A public inquest into the death of an inmate at Regional Psychiatric Centre (RPC) has now reached the halfway point.
For five days, six jurors have heard testimony from correctional staff, nurses and physicians who worked with Kinew James around the time of her death.
The 35-year-old was set for release in August 2013, after spending nearly half her life behind bars.
“She had plans, she had concrete plans for coming home,” her sister Cheryl said.
James who was one of the youngest in a large family, had obtained a university credit in psychology while incarcerated and was looking forward to reuniting with her son.
That day would never come. On Jan. 19 of that year, James was found unresponsive in her cell at the RPC and died of an apparent heart attack.

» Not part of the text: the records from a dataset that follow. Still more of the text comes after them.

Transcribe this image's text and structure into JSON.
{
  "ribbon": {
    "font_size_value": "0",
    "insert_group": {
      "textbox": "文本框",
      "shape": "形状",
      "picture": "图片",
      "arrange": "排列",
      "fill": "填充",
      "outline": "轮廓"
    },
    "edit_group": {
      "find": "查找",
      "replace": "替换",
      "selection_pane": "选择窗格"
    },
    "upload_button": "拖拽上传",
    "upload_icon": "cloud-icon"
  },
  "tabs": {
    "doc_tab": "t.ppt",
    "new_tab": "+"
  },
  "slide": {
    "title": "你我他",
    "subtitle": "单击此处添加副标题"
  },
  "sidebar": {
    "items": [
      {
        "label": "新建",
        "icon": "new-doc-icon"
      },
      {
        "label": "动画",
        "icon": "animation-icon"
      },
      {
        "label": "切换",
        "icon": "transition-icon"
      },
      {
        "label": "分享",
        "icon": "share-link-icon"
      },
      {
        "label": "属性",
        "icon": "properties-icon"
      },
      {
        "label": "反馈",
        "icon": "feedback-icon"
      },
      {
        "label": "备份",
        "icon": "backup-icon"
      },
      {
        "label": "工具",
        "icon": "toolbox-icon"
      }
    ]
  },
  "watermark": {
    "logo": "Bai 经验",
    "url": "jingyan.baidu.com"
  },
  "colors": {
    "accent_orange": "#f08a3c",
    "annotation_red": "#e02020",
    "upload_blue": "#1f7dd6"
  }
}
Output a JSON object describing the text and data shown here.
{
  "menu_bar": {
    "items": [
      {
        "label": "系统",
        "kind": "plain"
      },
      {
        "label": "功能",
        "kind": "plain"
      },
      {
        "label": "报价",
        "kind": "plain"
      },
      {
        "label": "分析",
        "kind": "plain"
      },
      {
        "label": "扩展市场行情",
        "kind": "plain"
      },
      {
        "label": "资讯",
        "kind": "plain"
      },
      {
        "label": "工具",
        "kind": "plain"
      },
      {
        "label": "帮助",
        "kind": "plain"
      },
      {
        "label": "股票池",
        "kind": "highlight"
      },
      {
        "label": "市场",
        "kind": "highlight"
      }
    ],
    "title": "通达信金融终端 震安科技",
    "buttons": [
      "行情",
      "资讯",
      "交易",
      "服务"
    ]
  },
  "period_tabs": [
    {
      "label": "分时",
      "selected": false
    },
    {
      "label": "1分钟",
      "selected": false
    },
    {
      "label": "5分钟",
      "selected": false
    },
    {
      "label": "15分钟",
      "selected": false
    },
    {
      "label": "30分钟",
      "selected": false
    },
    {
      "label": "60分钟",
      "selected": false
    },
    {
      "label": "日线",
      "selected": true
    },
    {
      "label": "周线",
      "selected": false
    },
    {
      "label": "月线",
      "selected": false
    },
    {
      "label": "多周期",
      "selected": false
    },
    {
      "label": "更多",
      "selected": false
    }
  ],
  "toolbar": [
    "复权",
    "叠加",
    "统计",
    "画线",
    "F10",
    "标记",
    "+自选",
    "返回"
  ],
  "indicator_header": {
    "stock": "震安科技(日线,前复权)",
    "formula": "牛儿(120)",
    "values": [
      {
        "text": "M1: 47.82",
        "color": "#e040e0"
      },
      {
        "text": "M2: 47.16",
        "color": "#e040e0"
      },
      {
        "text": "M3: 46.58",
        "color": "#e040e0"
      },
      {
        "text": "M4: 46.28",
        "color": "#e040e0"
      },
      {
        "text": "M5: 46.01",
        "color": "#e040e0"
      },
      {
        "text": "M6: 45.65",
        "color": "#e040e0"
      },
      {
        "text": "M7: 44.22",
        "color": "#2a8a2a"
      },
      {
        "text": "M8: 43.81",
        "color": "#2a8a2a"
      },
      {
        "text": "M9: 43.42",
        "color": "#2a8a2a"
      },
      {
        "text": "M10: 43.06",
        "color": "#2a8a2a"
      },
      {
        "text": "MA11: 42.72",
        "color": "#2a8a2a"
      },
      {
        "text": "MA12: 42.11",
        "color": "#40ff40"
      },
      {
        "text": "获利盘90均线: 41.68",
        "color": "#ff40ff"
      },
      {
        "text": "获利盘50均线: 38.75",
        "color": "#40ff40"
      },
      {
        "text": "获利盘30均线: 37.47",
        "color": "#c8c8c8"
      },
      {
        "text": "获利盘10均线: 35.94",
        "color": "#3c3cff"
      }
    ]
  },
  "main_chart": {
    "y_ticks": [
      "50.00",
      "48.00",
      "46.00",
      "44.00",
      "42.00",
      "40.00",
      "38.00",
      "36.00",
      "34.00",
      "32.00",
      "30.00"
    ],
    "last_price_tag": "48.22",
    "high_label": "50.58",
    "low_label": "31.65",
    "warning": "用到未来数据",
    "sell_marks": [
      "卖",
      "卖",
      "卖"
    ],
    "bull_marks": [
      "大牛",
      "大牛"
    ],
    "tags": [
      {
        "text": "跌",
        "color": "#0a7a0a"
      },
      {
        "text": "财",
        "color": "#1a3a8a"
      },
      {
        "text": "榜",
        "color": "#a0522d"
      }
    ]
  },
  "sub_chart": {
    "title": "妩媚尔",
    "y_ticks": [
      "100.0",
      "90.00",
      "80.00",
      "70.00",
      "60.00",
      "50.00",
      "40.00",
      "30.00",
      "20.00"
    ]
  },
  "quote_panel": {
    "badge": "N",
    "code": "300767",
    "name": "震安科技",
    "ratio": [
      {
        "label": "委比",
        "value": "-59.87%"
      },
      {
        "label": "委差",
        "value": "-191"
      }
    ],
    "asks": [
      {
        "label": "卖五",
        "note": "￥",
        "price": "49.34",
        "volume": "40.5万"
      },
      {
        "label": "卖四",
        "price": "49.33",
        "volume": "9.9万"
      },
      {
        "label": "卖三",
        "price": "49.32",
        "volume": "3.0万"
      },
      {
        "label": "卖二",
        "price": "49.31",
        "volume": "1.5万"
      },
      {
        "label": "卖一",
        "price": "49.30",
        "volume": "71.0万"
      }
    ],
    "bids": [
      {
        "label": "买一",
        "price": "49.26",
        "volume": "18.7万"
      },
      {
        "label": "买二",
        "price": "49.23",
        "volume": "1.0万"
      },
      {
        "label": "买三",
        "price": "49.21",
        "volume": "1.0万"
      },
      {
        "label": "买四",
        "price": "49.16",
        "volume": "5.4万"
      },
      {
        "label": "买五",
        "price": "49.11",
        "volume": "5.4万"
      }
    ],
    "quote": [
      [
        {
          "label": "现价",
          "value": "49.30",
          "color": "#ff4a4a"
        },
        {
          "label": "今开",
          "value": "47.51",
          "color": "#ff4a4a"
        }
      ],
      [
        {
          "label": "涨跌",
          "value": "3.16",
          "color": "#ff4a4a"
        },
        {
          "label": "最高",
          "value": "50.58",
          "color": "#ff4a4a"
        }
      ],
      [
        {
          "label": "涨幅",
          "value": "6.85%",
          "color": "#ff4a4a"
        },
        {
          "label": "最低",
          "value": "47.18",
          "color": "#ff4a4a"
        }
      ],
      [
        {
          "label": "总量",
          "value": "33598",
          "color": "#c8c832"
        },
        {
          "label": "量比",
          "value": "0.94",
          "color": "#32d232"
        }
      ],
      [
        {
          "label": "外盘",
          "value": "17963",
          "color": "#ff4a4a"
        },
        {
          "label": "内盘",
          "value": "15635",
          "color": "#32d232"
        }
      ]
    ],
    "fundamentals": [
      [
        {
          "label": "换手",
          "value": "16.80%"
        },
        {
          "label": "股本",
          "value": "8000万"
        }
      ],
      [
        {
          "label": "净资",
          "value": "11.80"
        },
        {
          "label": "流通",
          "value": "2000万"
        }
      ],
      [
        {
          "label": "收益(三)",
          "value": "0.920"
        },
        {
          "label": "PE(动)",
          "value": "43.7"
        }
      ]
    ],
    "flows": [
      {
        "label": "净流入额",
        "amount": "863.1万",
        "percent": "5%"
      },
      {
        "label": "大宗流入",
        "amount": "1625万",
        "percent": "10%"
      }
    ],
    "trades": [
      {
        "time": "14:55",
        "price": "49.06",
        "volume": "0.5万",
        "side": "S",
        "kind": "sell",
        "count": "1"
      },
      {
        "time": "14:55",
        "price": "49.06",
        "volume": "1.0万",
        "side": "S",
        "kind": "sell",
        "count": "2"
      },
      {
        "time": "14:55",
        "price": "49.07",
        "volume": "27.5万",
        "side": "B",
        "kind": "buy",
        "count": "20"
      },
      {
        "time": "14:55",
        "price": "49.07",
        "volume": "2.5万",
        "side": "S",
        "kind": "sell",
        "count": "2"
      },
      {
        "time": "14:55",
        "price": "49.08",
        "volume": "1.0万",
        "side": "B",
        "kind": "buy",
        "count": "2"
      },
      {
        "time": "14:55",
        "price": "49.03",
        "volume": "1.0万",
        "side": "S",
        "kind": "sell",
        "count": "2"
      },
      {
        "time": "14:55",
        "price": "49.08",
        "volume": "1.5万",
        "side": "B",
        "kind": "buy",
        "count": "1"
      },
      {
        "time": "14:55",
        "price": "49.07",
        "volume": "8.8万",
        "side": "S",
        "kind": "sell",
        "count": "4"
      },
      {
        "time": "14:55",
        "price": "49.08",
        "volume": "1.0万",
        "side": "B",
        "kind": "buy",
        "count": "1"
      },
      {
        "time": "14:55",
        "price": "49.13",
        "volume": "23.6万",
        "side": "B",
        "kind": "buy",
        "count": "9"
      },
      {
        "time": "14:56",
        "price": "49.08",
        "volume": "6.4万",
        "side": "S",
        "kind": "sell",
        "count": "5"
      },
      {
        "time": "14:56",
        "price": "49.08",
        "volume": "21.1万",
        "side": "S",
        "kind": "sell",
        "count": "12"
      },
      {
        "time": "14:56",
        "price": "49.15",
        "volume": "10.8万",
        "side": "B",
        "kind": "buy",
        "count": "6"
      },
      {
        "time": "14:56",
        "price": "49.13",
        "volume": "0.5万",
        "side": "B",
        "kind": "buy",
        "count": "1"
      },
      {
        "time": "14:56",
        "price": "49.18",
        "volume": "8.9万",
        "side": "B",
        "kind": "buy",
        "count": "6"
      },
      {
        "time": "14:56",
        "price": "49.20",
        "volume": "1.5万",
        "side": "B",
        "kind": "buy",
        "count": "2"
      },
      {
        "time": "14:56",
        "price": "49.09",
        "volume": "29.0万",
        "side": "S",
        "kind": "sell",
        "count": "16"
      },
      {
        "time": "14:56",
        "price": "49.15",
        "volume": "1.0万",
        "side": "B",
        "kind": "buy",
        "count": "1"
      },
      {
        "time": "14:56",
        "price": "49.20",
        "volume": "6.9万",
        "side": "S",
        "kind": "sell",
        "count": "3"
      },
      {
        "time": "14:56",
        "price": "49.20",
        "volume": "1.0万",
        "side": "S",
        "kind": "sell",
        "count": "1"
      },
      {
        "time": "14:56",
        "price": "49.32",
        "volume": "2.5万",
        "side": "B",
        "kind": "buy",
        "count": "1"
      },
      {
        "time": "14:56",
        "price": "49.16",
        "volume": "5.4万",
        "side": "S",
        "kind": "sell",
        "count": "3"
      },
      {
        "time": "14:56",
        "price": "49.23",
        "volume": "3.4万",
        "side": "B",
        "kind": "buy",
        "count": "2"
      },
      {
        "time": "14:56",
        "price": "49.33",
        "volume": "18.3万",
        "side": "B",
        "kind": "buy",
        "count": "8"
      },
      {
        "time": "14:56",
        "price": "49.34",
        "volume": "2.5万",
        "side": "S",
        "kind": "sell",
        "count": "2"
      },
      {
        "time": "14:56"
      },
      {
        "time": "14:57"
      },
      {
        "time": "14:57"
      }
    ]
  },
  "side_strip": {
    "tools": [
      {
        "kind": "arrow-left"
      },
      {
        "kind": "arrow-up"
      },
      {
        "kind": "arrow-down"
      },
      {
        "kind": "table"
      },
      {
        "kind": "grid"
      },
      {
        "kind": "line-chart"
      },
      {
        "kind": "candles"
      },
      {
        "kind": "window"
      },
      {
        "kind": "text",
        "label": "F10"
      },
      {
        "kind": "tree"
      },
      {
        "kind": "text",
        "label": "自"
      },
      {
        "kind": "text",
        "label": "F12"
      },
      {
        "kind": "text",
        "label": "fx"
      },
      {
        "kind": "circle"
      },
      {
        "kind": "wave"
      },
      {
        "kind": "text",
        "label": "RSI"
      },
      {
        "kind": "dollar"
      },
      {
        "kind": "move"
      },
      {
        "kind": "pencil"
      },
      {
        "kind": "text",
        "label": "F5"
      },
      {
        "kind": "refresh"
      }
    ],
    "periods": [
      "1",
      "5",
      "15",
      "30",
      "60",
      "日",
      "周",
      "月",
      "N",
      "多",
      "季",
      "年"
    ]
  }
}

“It’s devastating, it’s incredibly hard on the whole family – I mean we were all expecting her to come home.”
On Friday, court heard from Donalee Spence, a correctional officer who said James was lying face down on her bed on the evening of her death.
Both she and a nurse tried to get James’ attention through the cell hatch but to no avail. Spence testified there were no strange noises coming from her cell, just more snoring sounds while they waited for a second officer to arrive before they could all enter the cell.

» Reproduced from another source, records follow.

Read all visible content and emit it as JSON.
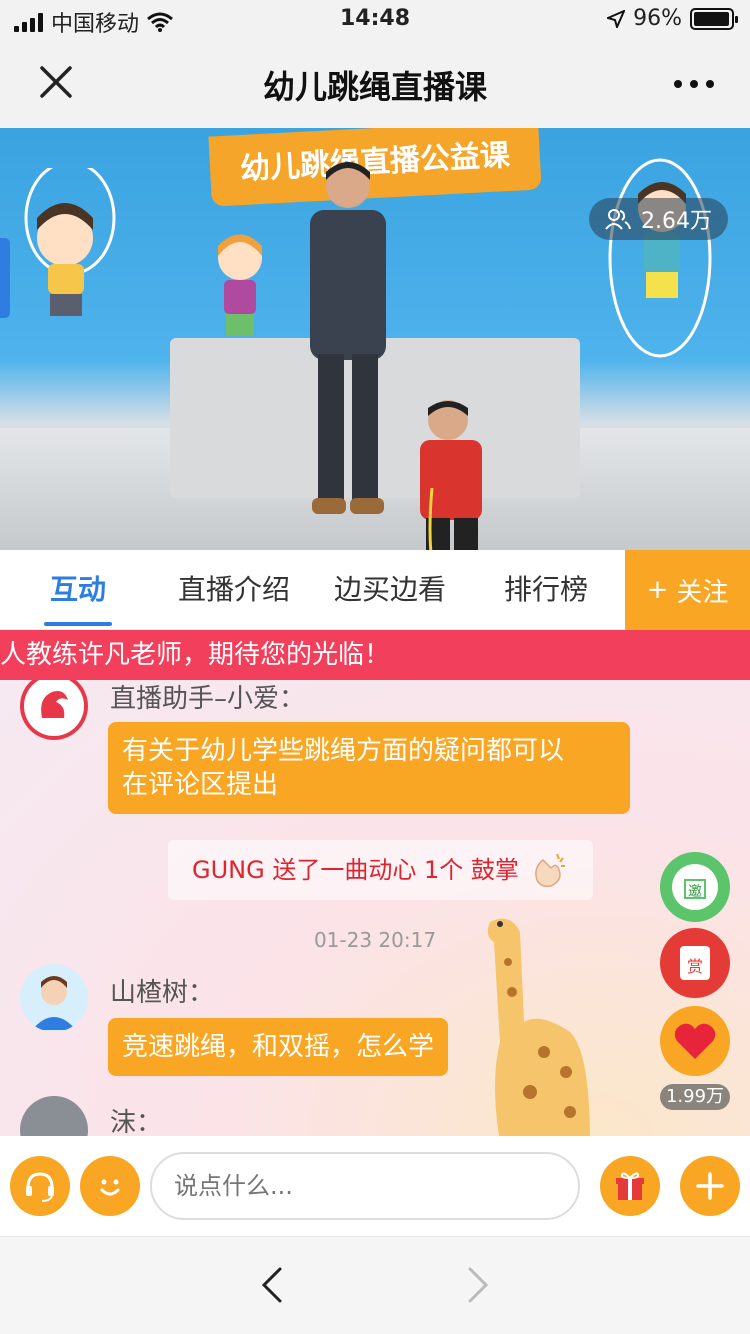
{
  "status_bar": {
    "carrier": "中国移动",
    "time": "14:48",
    "battery": "96%"
  },
  "nav": {
    "title": "幼儿跳绳直播课"
  },
  "video": {
    "banner": "幼儿跳绳直播公益课",
    "viewers": "2.64万"
  },
  "tabs": {
    "items": [
      {
        "label": "互动"
      },
      {
        "label": "直播介绍"
      },
      {
        "label": "边买边看"
      },
      {
        "label": "排行榜"
      }
    ],
    "follow_label": "关注"
  },
  "marquee": "人教练许凡老师，期待您的光临！",
  "chat": {
    "messages": [
      {
        "name": "直播助手–小爱：",
        "text_line1": "有关于幼儿学些跳绳方面的疑问都可以",
        "text_line2": "在评论区提出"
      },
      {
        "gift": "GUNG 送了一曲动心 1个 鼓掌"
      },
      {
        "timestamp": "01-23 20:17"
      },
      {
        "name": "山楂树：",
        "text": "竞速跳绳，和双摇，怎么学"
      },
      {
        "name": "沫："
      }
    ]
  },
  "side": {
    "invite": "邀",
    "reward": "赏",
    "likes": "1.99万"
  },
  "input": {
    "placeholder": "说点什么..."
  },
  "colors": {
    "accent": "#f8a623",
    "tab_active": "#2c7fe0",
    "marquee": "#f23f5c"
  }
}
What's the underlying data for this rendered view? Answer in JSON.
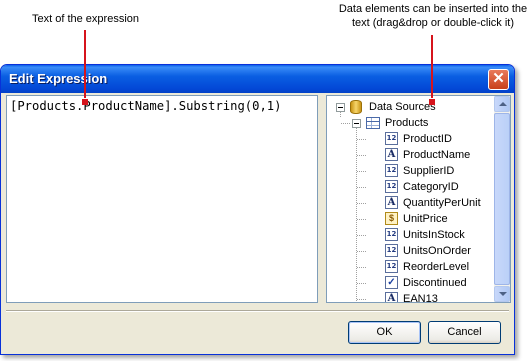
{
  "annotations": {
    "expression_text_label": "Text of the expression",
    "data_elements_label_line1": "Data elements can be inserted into the",
    "data_elements_label_line2": "text (drag&drop or double-click it)"
  },
  "dialog": {
    "title": "Edit Expression",
    "close_glyph": "✕",
    "expression": "[Products.ProductName].Substring(0,1)",
    "ok_label": "OK",
    "cancel_label": "Cancel"
  },
  "tree": {
    "root": {
      "label": "Data Sources",
      "icon": "database-icon",
      "expanded": true
    },
    "table": {
      "label": "Products",
      "icon": "table-icon",
      "expanded": true
    },
    "fields": [
      {
        "label": "ProductID",
        "type": "number",
        "icon_glyph": "12"
      },
      {
        "label": "ProductName",
        "type": "string",
        "icon_glyph": "A"
      },
      {
        "label": "SupplierID",
        "type": "number",
        "icon_glyph": "12"
      },
      {
        "label": "CategoryID",
        "type": "number",
        "icon_glyph": "12"
      },
      {
        "label": "QuantityPerUnit",
        "type": "string",
        "icon_glyph": "A"
      },
      {
        "label": "UnitPrice",
        "type": "currency",
        "icon_glyph": "$"
      },
      {
        "label": "UnitsInStock",
        "type": "number",
        "icon_glyph": "12"
      },
      {
        "label": "UnitsOnOrder",
        "type": "number",
        "icon_glyph": "12"
      },
      {
        "label": "ReorderLevel",
        "type": "number",
        "icon_glyph": "12"
      },
      {
        "label": "Discontinued",
        "type": "boolean",
        "icon_glyph": "✓"
      },
      {
        "label": "EAN13",
        "type": "string",
        "icon_glyph": "A"
      }
    ]
  },
  "colors": {
    "pointer": "#d6141c",
    "titlebar": "#0347d6",
    "dialog_face": "#ece9d8"
  }
}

Once inside, the nurse checked James’ blood pressure and within minutes Spence issued a code blue and began administering CPR.
James, who was schizophrenic and had Type 2 diabetes was on a dozen or so medications at the time. A physician earlier in the week testified that in the days leading up to James’ death, her blood sugar levels were never within normal range.

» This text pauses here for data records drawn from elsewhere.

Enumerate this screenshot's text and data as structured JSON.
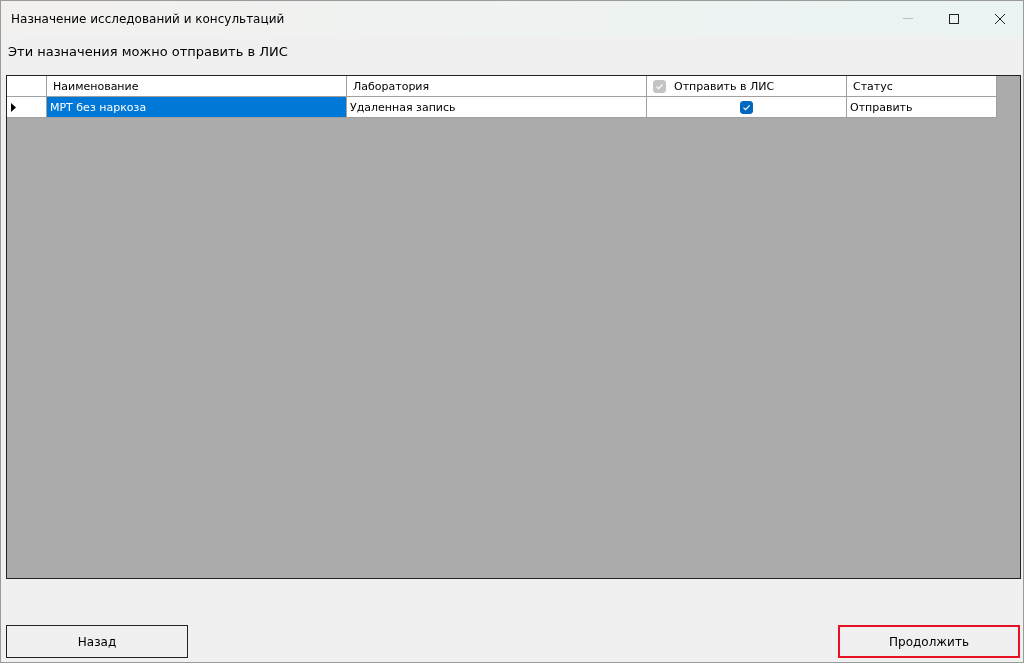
{
  "window": {
    "title": "Назначение исследований и консультаций"
  },
  "message": "Эти назначения можно отправить в ЛИС",
  "table": {
    "columns": [
      {
        "label": "Наименование",
        "kind": "text"
      },
      {
        "label": "Лаборатория",
        "kind": "text"
      },
      {
        "label": "Отправить в ЛИС",
        "kind": "check",
        "header_checked": true,
        "header_disabled": true
      },
      {
        "label": "Статус",
        "kind": "text"
      }
    ],
    "rows": [
      {
        "selected": true,
        "cells": [
          "МРТ без наркоза",
          "Удаленная запись",
          true,
          "Отправить"
        ]
      }
    ]
  },
  "buttons": [
    {
      "label": "Назад",
      "highlighted": false
    },
    {
      "label": "Продолжить",
      "highlighted": true
    }
  ]
}
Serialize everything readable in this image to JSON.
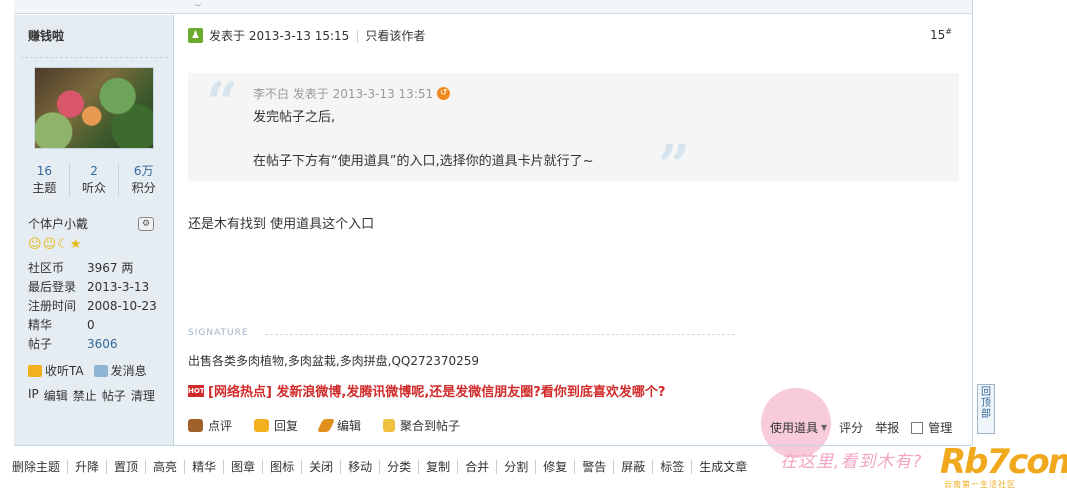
{
  "sidebar": {
    "username": "赚钱啦",
    "stats": [
      {
        "value": "16",
        "label": "主题"
      },
      {
        "value": "2",
        "label": "听众"
      },
      {
        "value": "6万",
        "label": "积分"
      }
    ],
    "rank": "个体户小戴",
    "info": [
      {
        "key": "社区币",
        "value": "3967 两"
      },
      {
        "key": "最后登录",
        "value": "2013-3-13"
      },
      {
        "key": "注册时间",
        "value": "2008-10-23"
      },
      {
        "key": "精华",
        "value": "0"
      },
      {
        "key": "帖子",
        "value": "3606"
      }
    ],
    "follow": "收听TA",
    "message": "发消息",
    "admin_links": [
      "IP",
      "编辑",
      "禁止",
      "帖子",
      "清理"
    ]
  },
  "post": {
    "posted_at": "发表于 2013-3-13 15:15",
    "only_author": "只看该作者",
    "floor": "15",
    "floor_mark": "#",
    "quote": {
      "meta": "李不白 发表于 2013-3-13 13:51",
      "line1": "发完帖子之后,",
      "line2": "在帖子下方有“使用道具”的入口,选择你的道具卡片就行了~"
    },
    "reply": "还是木有找到 使用道具这个入口",
    "signature_label": "SIGNATURE",
    "signature": "出售各类多肉植物,多肉盆栽,多肉拼盘,QQ272370259",
    "hot_badge": "HOT",
    "hot_text": "[网络热点] 发新浪微博,发腾讯微博呢,还是发微信朋友圈?看你到底喜欢发哪个?",
    "actions": [
      {
        "label": "点评",
        "color": "#a0612a"
      },
      {
        "label": "回复",
        "color": "#f2b01e"
      },
      {
        "label": "编辑",
        "color": "#e0901a"
      },
      {
        "label": "聚合到帖子",
        "color": "#f0c040"
      }
    ],
    "use_tool": "使用道具",
    "rate": "评分",
    "report": "举报",
    "manage": "管理"
  },
  "back_to_top": "回顶部",
  "mod_actions": [
    "删除主题",
    "升降",
    "置顶",
    "高亮",
    "精华",
    "图章",
    "图标",
    "关闭",
    "移动",
    "分类",
    "复制",
    "合并",
    "分割",
    "修复",
    "警告",
    "屏蔽",
    "标签",
    "生成文章"
  ],
  "annotation": "在这里,看到木有?",
  "watermark": "Rb7com",
  "watermark_sub": "云南第一生活社区"
}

“It seems to me that they’re trying to blame my sister for her illnesses,” Cheryl James said.
“She was healthy when she went in there. Everything happened when she was there – all the stressors, the weight that she gained.”
At times, testimony during the first week has been hard for the family to hear. A nurse who was performing CPR on James said it was like performing CPR on a waterbed.
“One of the things that I’ve learned is how incredibly insensitive, disrespectful just plain racist, discriminatory – this whole system is towards our indigenous people specifically to our indigenous patients.”
When this inquest concludes, the jury can offer recommendations to prevent similar deaths in the future.
The inquest will continue Monday and is expected to run the entire week.
The family says, so far during the inquest, there is one thing they still haven’t heard and are not sure they will – an apology from staff who worked at the institution when Kinew died.